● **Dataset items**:

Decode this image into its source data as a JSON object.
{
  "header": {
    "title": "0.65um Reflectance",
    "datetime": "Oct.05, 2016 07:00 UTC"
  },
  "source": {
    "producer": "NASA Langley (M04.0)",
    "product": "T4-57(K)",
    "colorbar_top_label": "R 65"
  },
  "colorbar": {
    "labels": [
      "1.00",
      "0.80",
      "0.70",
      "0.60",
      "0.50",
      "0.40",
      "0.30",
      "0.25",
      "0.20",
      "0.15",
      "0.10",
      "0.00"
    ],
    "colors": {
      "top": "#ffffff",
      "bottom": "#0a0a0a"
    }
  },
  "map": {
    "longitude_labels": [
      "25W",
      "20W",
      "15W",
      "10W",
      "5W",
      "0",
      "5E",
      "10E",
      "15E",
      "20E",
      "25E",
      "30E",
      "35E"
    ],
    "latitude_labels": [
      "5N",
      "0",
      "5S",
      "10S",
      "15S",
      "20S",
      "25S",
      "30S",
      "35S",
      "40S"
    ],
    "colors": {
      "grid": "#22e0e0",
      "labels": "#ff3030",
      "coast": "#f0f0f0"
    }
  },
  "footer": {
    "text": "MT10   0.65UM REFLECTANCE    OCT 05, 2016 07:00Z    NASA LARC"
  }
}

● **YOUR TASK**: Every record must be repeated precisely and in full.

● **TASK ANSWER**:
Decode this image into its source data as a JSON object.
{
  "header": {
    "title": "0.65um Reflectance",
    "datetime": "Oct.05, 2016 07:00 UTC"
  },
  "source": {
    "producer": "NASA Langley (M04.0)",
    "product": "T4-57(K)",
    "colorbar_top_label": "R 65"
  },
  "colorbar": {
    "labels": [
      "1.00",
      "0.80",
      "0.70",
      "0.60",
      "0.50",
      "0.40",
      "0.30",
      "0.25",
      "0.20",
      "0.15",
      "0.10",
      "0.00"
    ],
    "colors": {
      "top": "#ffffff",
      "bottom": "#0a0a0a"
    }
  },
  "map": {
    "longitude_labels": [
      "25W",
      "20W",
      "15W",
      "10W",
      "5W",
      "0",
      "5E",
      "10E",
      "15E",
      "20E",
      "25E",
      "30E",
      "35E"
    ],
    "latitude_labels": [
      "5N",
      "0",
      "5S",
      "10S",
      "15S",
      "20S",
      "25S",
      "30S",
      "35S",
      "40S"
    ],
    "colors": {
      "grid": "#22e0e0",
      "labels": "#ff3030",
      "coast": "#f0f0f0"
    }
  },
  "footer": {
    "text": "MT10   0.65UM REFLECTANCE    OCT 05, 2016 07:00Z    NASA LARC"
  }
}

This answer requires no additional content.